Jordan Davis – IDL -Georgia (SR, 6’6″, 341 pounds)
With the defense shifting their scheme in 2022, Seattle has filled the defense quickly. Resigning their own, adding Uchenna Nwosu to pair with Darrell Taylor at outside linebackers. The defensive line is set up to be the most invested position in this draft. With starters of Poona Ford, Al Woods, Shelby Harris on the line. The line has two starters over thirty years of age. Jordan Davis would be an impact inside force to pair with Al Woods.

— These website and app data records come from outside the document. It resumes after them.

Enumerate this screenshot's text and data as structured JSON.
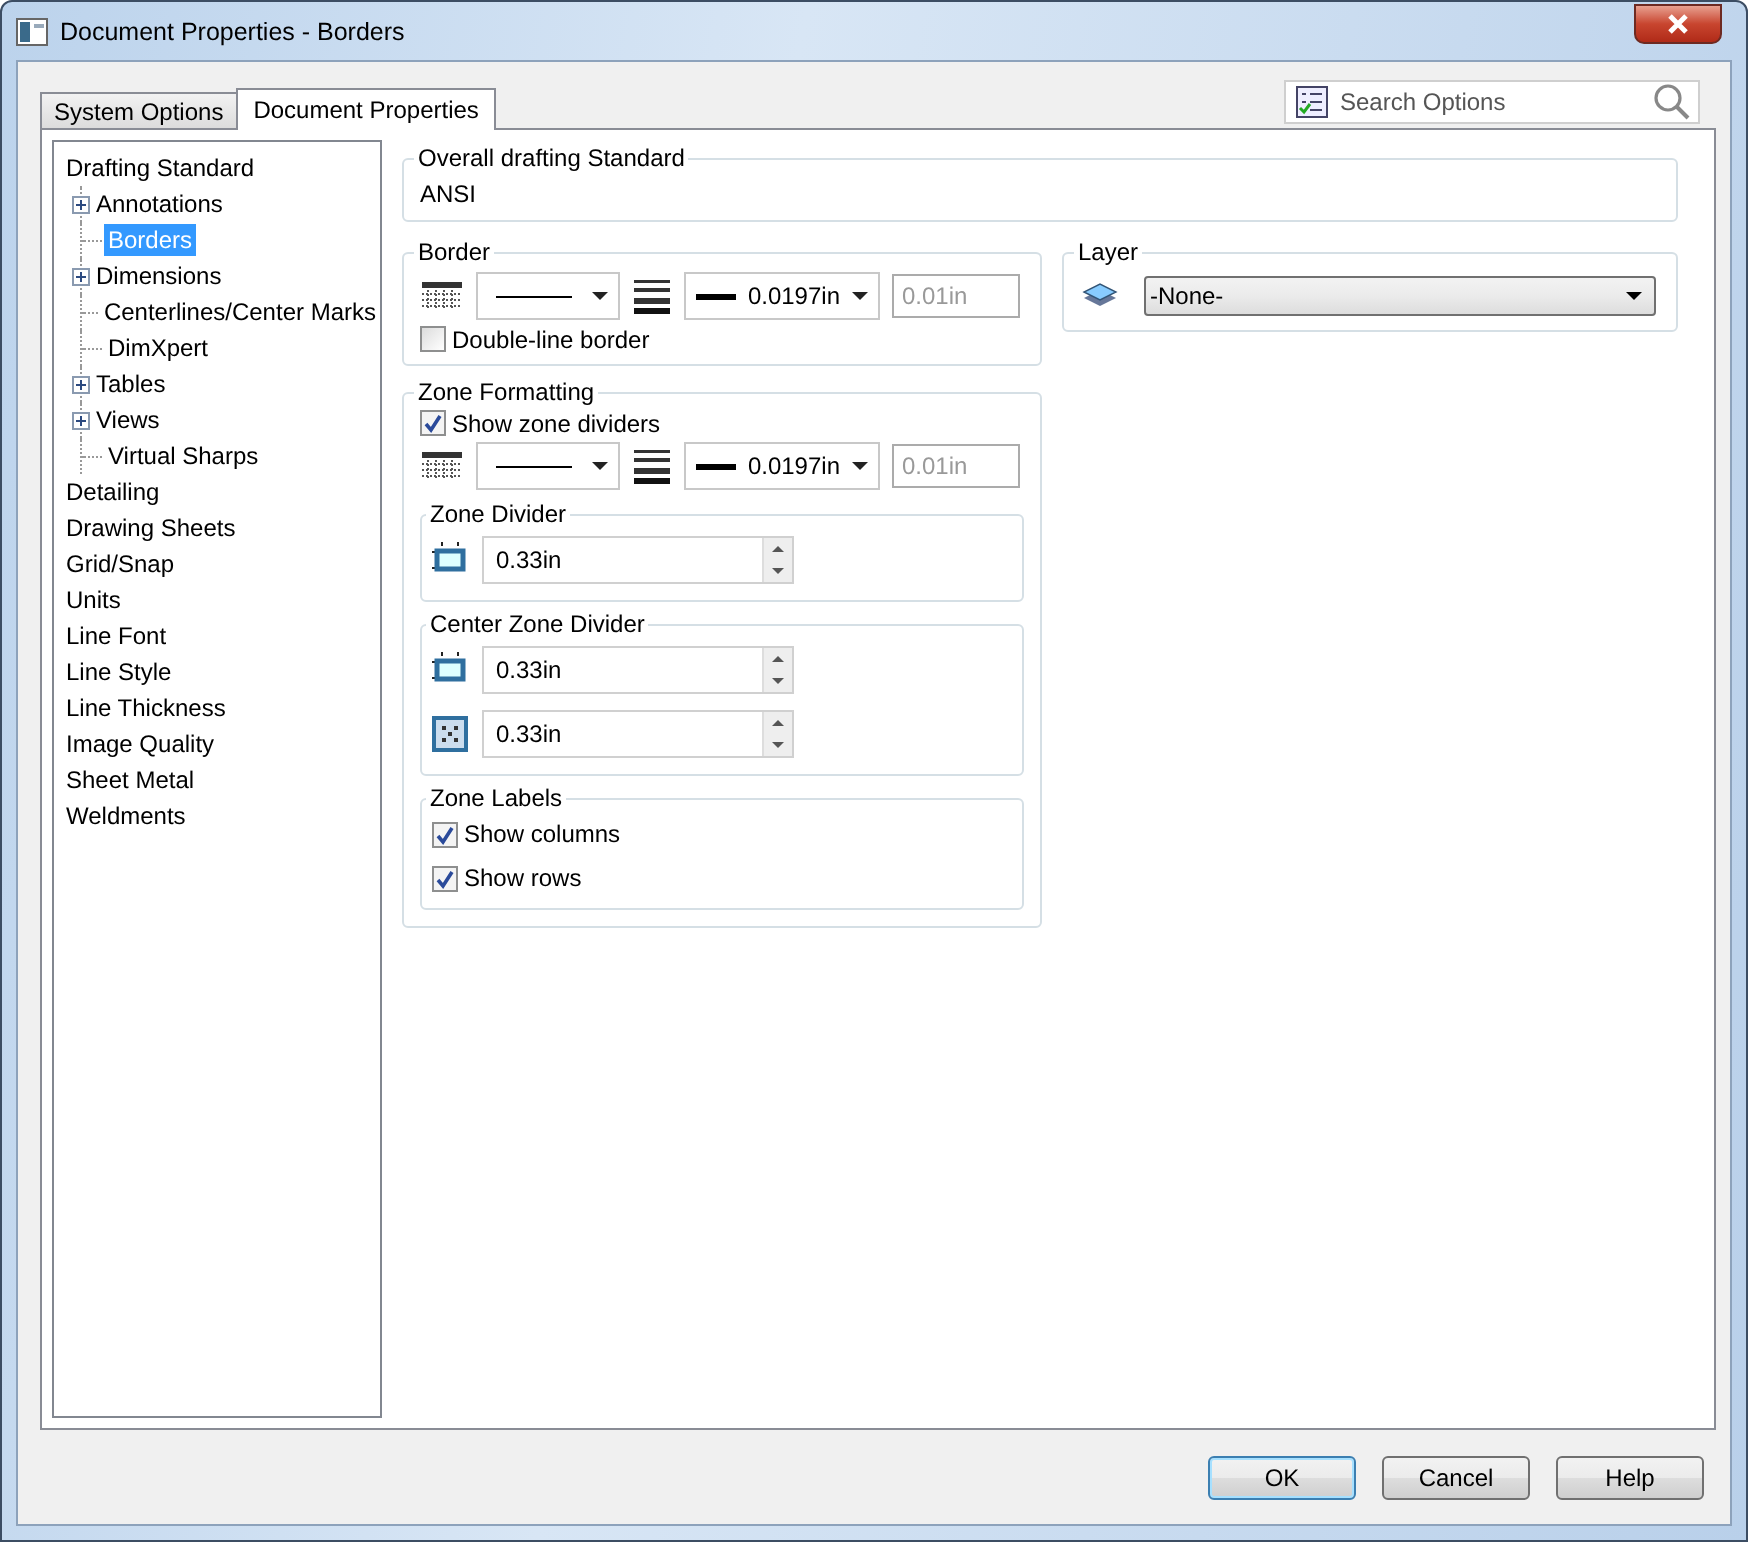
{
  "window": {
    "title": "Document Properties - Borders"
  },
  "tabs": [
    {
      "label": "System Options",
      "selected": false
    },
    {
      "label": "Document Properties",
      "selected": true
    }
  ],
  "search": {
    "placeholder": "Search Options"
  },
  "tree": [
    {
      "label": "Drafting Standard",
      "selected": false,
      "children": [
        {
          "label": "Annotations",
          "selected": false,
          "expandable": true
        },
        {
          "label": "Borders",
          "selected": true,
          "expandable": false
        },
        {
          "label": "Dimensions",
          "selected": false,
          "expandable": true
        },
        {
          "label": "Centerlines/Center Marks",
          "selected": false,
          "expandable": false
        },
        {
          "label": "DimXpert",
          "selected": false,
          "expandable": false
        },
        {
          "label": "Tables",
          "selected": false,
          "expandable": true
        },
        {
          "label": "Views",
          "selected": false,
          "expandable": true
        },
        {
          "label": "Virtual Sharps",
          "selected": false,
          "expandable": false
        }
      ]
    },
    {
      "label": "Detailing",
      "selected": false
    },
    {
      "label": "Drawing Sheets",
      "selected": false
    },
    {
      "label": "Grid/Snap",
      "selected": false
    },
    {
      "label": "Units",
      "selected": false
    },
    {
      "label": "Line Font",
      "selected": false
    },
    {
      "label": "Line Style",
      "selected": false
    },
    {
      "label": "Line Thickness",
      "selected": false
    },
    {
      "label": "Image Quality",
      "selected": false
    },
    {
      "label": "Sheet Metal",
      "selected": false
    },
    {
      "label": "Weldments",
      "selected": false
    }
  ],
  "drafting_standard": {
    "title": "Overall drafting Standard",
    "value": "ANSI"
  },
  "border": {
    "title": "Border",
    "thickness": "0.0197in",
    "custom": {
      "value": "0.01in",
      "disabled": true
    },
    "double_line": {
      "label": "Double-line border",
      "checked": false
    }
  },
  "layer": {
    "title": "Layer",
    "value": "-None-"
  },
  "zone_formatting": {
    "title": "Zone Formatting",
    "show_dividers": {
      "label": "Show zone dividers",
      "checked": true
    },
    "thickness": "0.0197in",
    "custom": {
      "value": "0.01in",
      "disabled": true
    },
    "zone_divider": {
      "title": "Zone Divider",
      "value": "0.33in"
    },
    "center_zone_divider": {
      "title": "Center Zone Divider",
      "fields": [
        {
          "kind": "horizontal",
          "value": "0.33in"
        },
        {
          "kind": "cross",
          "value": "0.33in"
        }
      ]
    },
    "zone_labels": {
      "title": "Zone Labels",
      "options": [
        {
          "label": "Show columns",
          "checked": true
        },
        {
          "label": "Show rows",
          "checked": true
        }
      ]
    }
  },
  "buttons": [
    "OK",
    "Cancel",
    "Help"
  ]
}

Davis is a unique force that is athletic on top of his massive size. At 341lbs Davis ran a 4.78 forty yard dash. The ultimate run stuffer with his size, long arms, and speed, Davis could be much more than a two down player his floor is projected to be. Georgia had the luxury to rotate endless talent on the line. That could be why Davis was so dominant with constant rest, or why he doesn’t have the pass rush numbers he could have rushing the inside. He has all the tools to develop pass rushing with a ceiling of being one of the most feared defensive lineman, with a safe floor as a monster run stuffer.
Travon Walker -edge – Georgia (JR, 6’5″, 272 pounds)
Walker has been rocketing up the draft boards lately, latest mock drafts have him going top three depending on who is putting them together. If Walker is there at nine, the Seahawks should take him over whoever is there. Honestly it would be best for Seattle if quarterbacks go early because I see them staying away from an early first round QB. If Seattle plays it right, they might have supreme talent fall to them and get a QB later in the draft or even in next year’s draft.
Travon Walker is a monster on the stat sheet. At 6’ 5” 272 lbs he ran a 4.51 fourty yard dash with 35 ½ arms, Walker can pressure the QB and get his hands up and bat down a lot of throws. Another newly acquired Seahawk Shelby Harris has had 18 passes defended the last 3 years. Walker with the versatility to move inside and outside, could move all over the line and add a bigger pass rush presence, with the speed edge rushers of Taylor and Nwosu.
Walker is aggressive all game, has explosive hands, and sets the edge with amazing reach. This is the guy to get in a scheme switch this offseason. A unique body that sets the edge, stops the run, and can disrupt the pass game.
Seattle wants to rebuild their defense and dominate the line. Don’t be surprised if they don’t go offense early.